The Kansas Chamber of Commerce for Medical Cannabis was created by a group of entrepreneurs, business leaders and advocates to promote the economic development of the state’s medical marijuana industry.
Oklahoma, Colorado, and Missouri have legalized marijuana for medical use.
The Kansas Cannabis Chamber of Commerce was established by proponents of legalizing marijuana sales to advance the political, business, and health argument in a state surrounded by dispensaries in Colorado, Oklahoma, and Missouri, as well as a revived effort to open markets in Nebraska.
During the 2021 session, the Kansas House passed a measure that would have established a highly controlled medical cannabis framework, but the Kansas Senate did not take it up. Gov. Laura Kelly said she would approve medicinal marijuana legislation if it came to her desk from the Legislature. According to a poll conducted last year, two-thirds of people in Kansas favor the legalization of marijuana sales.

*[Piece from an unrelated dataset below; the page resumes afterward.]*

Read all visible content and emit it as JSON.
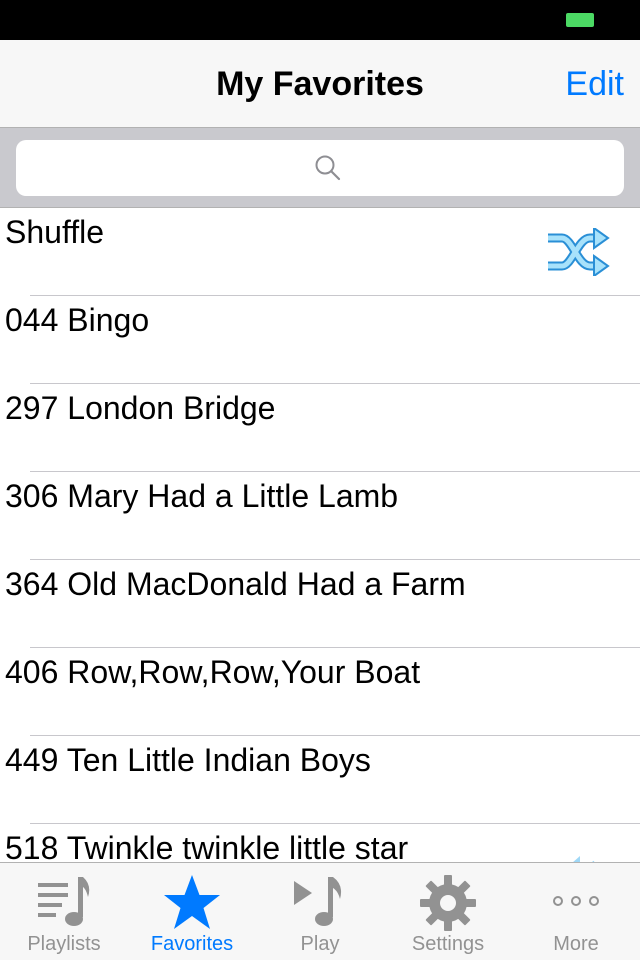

The aim, according to Heather Steppe, president of the new chamber of commerce, was to model the corporate organization after the diverse organizations that established industrial alliances to lobby for government policy change. Kansas should not be left out in the cold, she said, while dozens of states go forward with the establishment of businesses to produce, manufacture, transport, and sell cannabis for medical purposes.
Steppe said, “We’re not reinventing the wheel.” “We’re simply trying to lube it up and get it functioning for Kansas,” says the team.

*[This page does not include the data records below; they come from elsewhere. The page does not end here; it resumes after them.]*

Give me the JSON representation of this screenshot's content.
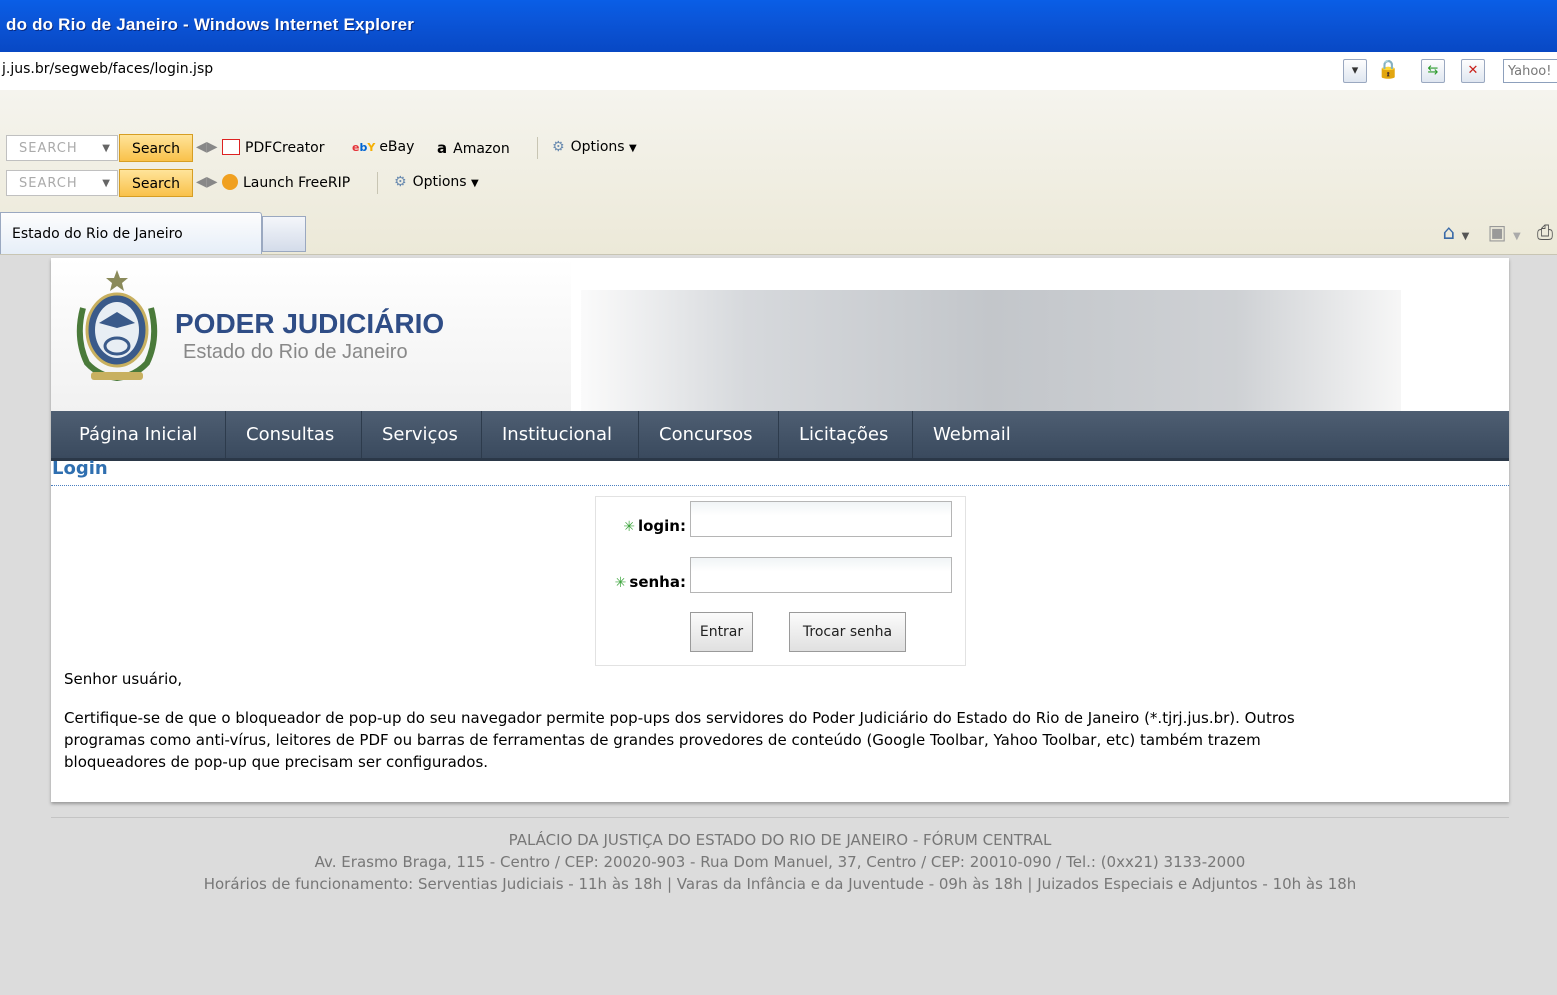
{
  "browser": {
    "window_title": "do do Rio de Janeiro - Windows Internet Explorer",
    "address": "j.jus.br/segweb/faces/login.jsp",
    "search_provider": "Yahoo!",
    "toolbar1": {
      "search_placeholder": "SEARCH",
      "search_button": "Search",
      "items": [
        "PDFCreator",
        "eBay",
        "Amazon",
        "Options"
      ]
    },
    "toolbar2": {
      "search_placeholder": "SEARCH",
      "search_button": "Search",
      "items": [
        "Launch FreeRIP",
        "Options"
      ]
    },
    "active_tab": "Estado do Rio de Janeiro"
  },
  "header": {
    "title": "PODER JUDICIÁRIO",
    "subtitle": "Estado do Rio de Janeiro"
  },
  "nav": [
    "Página Inicial",
    "Consultas",
    "Serviços",
    "Institucional",
    "Concursos",
    "Licitações",
    "Webmail"
  ],
  "login": {
    "section_title": "Login",
    "login_label": "login:",
    "password_label": "senha:",
    "login_value": "",
    "password_value": "",
    "submit_button": "Entrar",
    "change_password_button": "Trocar senha"
  },
  "notice": {
    "greeting": "Senhor usuário,",
    "line1": "Certifique-se de que o bloqueador de pop-up do seu navegador permite pop-ups dos servidores do Poder Judiciário do Estado do Rio de Janeiro (*.tjrj.jus.br). Outros",
    "line2": "programas como anti-vírus, leitores de PDF ou barras de ferramentas de grandes provedores de conteúdo (Google Toolbar, Yahoo Toolbar, etc) também trazem",
    "line3": "bloqueadores de pop-up que precisam ser configurados."
  },
  "footer": {
    "line1": "PALÁCIO DA JUSTIÇA DO ESTADO DO RIO DE JANEIRO - FÓRUM CENTRAL",
    "line2": "Av. Erasmo Braga, 115 - Centro / CEP: 20020-903 - Rua Dom Manuel, 37, Centro / CEP: 20010-090 / Tel.: (0xx21) 3133-2000",
    "line3": "Horários de funcionamento: Serventias Judiciais - 11h às 18h | Varas da Infância e da Juventude - 09h às 18h | Juizados Especiais e Adjuntos - 10h às 18h"
  },
  "colors": {
    "titlebar": "#0b55d8",
    "nav_bg": "#3a4a5e",
    "brand_blue": "#2f4d86",
    "link_blue": "#2f6fb0",
    "required_green": "#3aa33a"
  }
}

On the Kansas Reflector podcast, Steppe, who co-owns the CBD company KC Hemp Co. in Overland Park, stated that legalization is becoming a bipartisan issue. Kansas is seeing a shift in political views about marijuana, she said, but it’s taking a long time given the state’s long history of prohibition.
The passage of law is only one stage in a long process that also includes the creation of a regulatory bureaucracy, including taxes and supervision, as well as the development of a business community capable of dealing with science, logistics, and administration of such a specialized industry.

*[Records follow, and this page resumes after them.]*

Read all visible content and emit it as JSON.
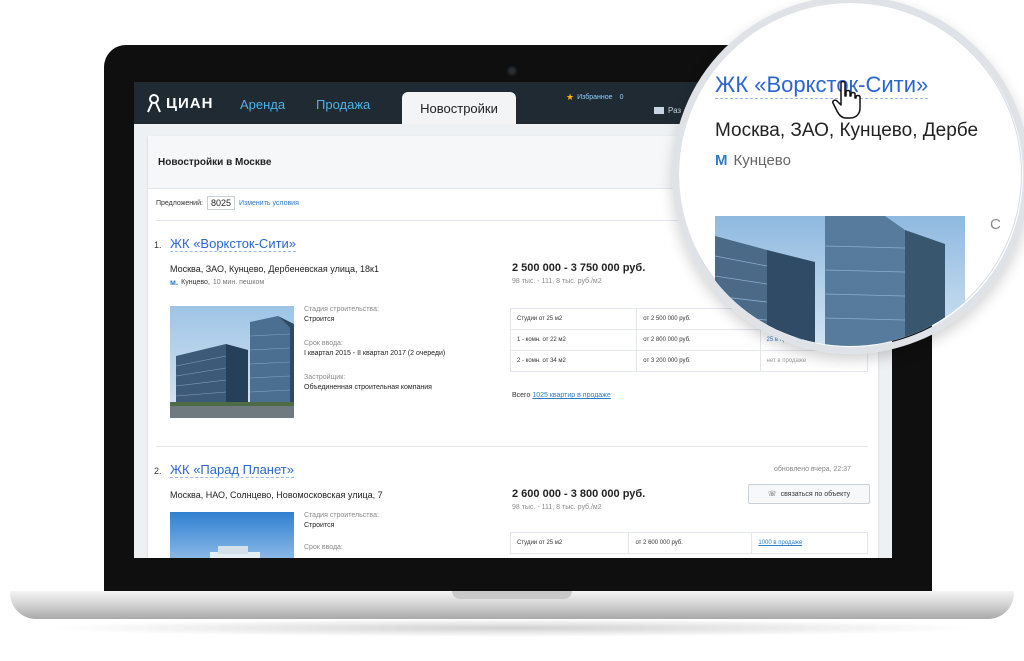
{
  "header": {
    "logo": "ЦИАН",
    "nav": [
      "Аренда",
      "Продажа"
    ],
    "active_tab": "Новостройки",
    "favorites": "Избранное",
    "favorites_count": "0",
    "post_ad": "Раз"
  },
  "page": {
    "title": "Новостройки в Москве",
    "offers_label": "Предложений:",
    "offers_count": "8025",
    "change_conditions": "Изменить условия"
  },
  "listings": [
    {
      "num": "1.",
      "title": "ЖК «Ворксток-Сити»",
      "address": "Москва, ЗАО, Кунцево, Дербеневская улица, 18к1",
      "metro_icon": "м.",
      "metro": "Кунцево,",
      "walk": "10 мин. пешком",
      "stage_label": "Стадия строительства:",
      "stage": "Строится",
      "deadline_label": "Срок ввода:",
      "deadline": "I квартал 2015 - II квартал 2017 (2 очереди)",
      "developer_label": "Застройщик:",
      "developer": "Объединенная строительная компания",
      "price": "2 500 000 - 3 750 000 руб.",
      "price_sub": "98 тыс. - 111, 8 тыс. руб./м2",
      "apartments": [
        {
          "type": "Студии от 25 м2",
          "price": "от 2 500 000 руб.",
          "status": ""
        },
        {
          "type": "1 - комн. от 22 м2",
          "price": "от 2 800 000 руб.",
          "status": "25 в продаже"
        },
        {
          "type": "2 - комн. от 34 м2",
          "price": "от 3 200 000 руб.",
          "status": "нет в продаже"
        }
      ],
      "total_label": "Всего",
      "total_link": "1025 квартир в продаже"
    },
    {
      "num": "2.",
      "title": "ЖК «Парад Планет»",
      "updated": "обновлено вчера, 22:37",
      "address": "Москва, НАО, Солнцево, Новомосковская улица, 7",
      "stage_label": "Стадия строительства:",
      "stage": "Строится",
      "deadline_label": "Срок ввода:",
      "price": "2 600 000 - 3 800 000 руб.",
      "price_sub": "98 тыс. - 111, 8 тыс. руб./м2",
      "contact": "связаться по объекту",
      "apartments": [
        {
          "type": "Студии от 25 м2",
          "price": "от 2 600 000 руб.",
          "status": "1000 в продаже"
        }
      ]
    }
  ],
  "magnifier": {
    "title": "ЖК «Ворксток-Сити»",
    "address": "Москва, ЗАО, Кунцево, Дербе",
    "metro_icon": "М",
    "metro": "Кунцево",
    "edge_letter": "С"
  },
  "colors": {
    "header_bg": "#1f2a33",
    "link": "#2b65d1",
    "accent_blue": "#4fb3e8",
    "star": "#ffb400"
  },
  "icons": [
    "pin-logo-icon",
    "star-icon",
    "message-icon",
    "phone-icon",
    "hand-cursor-icon",
    "metro-icon"
  ]
}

“It has a lot of subtlety to it.” Banking, for example, is an issue. Marketing is an issue. “Choosing a name is a challenge,” Steppe said. “So, we really just want to be able to offer advice and counsel to people who want to go into this business and help build the foundation for when medicinal cannabis becomes a reality in Kansas,” she says.
Attraction that is bipartisan
Republicans and Democrats, as well as conservatives and liberals, are all part of Kansas’ medicinal marijuana movement. Without bipartisanship, passing a cannabis law through the legislature would be difficult.
Because the federal government believes marijuana to be harmful, Wamego Republican Rep. Ron Highland opposes medicinal cannabis legislation. (Kansas Reflector/Sherman Smith)
Although some lawmakers seem reluctant to budge, the crucial statistic remains 63, 21 and one. This entails a two-thirds majority in the House and Senate, as well as the governor’s signature.
During a political discussion on the subject, Rep. Ron Highland, R-Wamego, said that he was opposed to medicinal marijuana because the federal government has long considered marijuana to be a deadly narcotic on par with heroin or cocaine.
The government’s stance has been questioned in dozens of states, but Highland speaks for roughly a third of the House who opposes legalizing THC for medicinal purposes.
“Here we are, at the state level, claiming to be smarter than them. What conceit. “This is absurd,” Highland said.
Some lawmakers, according to Steppe, used images that compared marijuana usage to cooking an egg in a skillet. She said the chamber of commerce’s plan is to keep working on the time-consuming job of informing legislators about the reality of intentional use of THC-laced goods.
The idea of the house
Consumption of marijuana products would be permitted for patients under the supervision of a physician under the House-approved medicinal marijuana measure.
Patients suffering from cancer, epilepsy, glaucoma, multiple sclerosis, Parkinson’s disease, traumatic brain injury, Alzheimer’s disease, and other severe illnesses would have access to the medicine under Senate Bill 158. It would allow counties the power to opt out of any element of the medicinal marijuana legislation. Universities in the state would be allowed to conduct marijuana research.
Rep. Blake Carpenter, a Republican, aided in the passage of a bipartisan measure allowing the use of cannabis for medicinal reasons in the House. The measure was not taken up by the Senate. (Kansas Reflector/Kansas Legislature screen grab)
The legislation established a licensing system for producers and sellers. In Kansas, medical marijuana may be sold as oils, tinctures, patches, or edibles, but smoking or vaping would be prohibited. Employers in Kansas would be able to ban the use of medicinal marijuana in the workplace under the House bill.
Steppe believes Kansas legislators should explore broadening the circumstances under which a patient qualifies for medical marijuana. According to her, the Kansas model should maintain licensing costs fair and avoid imposing limits on the number of shops that may be licensed by the state.
Furthermore, she said that patients using THC for PTSD would benefit from the rapid effect of smoking the substance rather than ingesting anything that would have to be absorbed via the digestive system.
“Having instant access to those cannabinoids would be much preferable than having to, you know, ingest it through consumable, which might take up to two hours to act,” she added.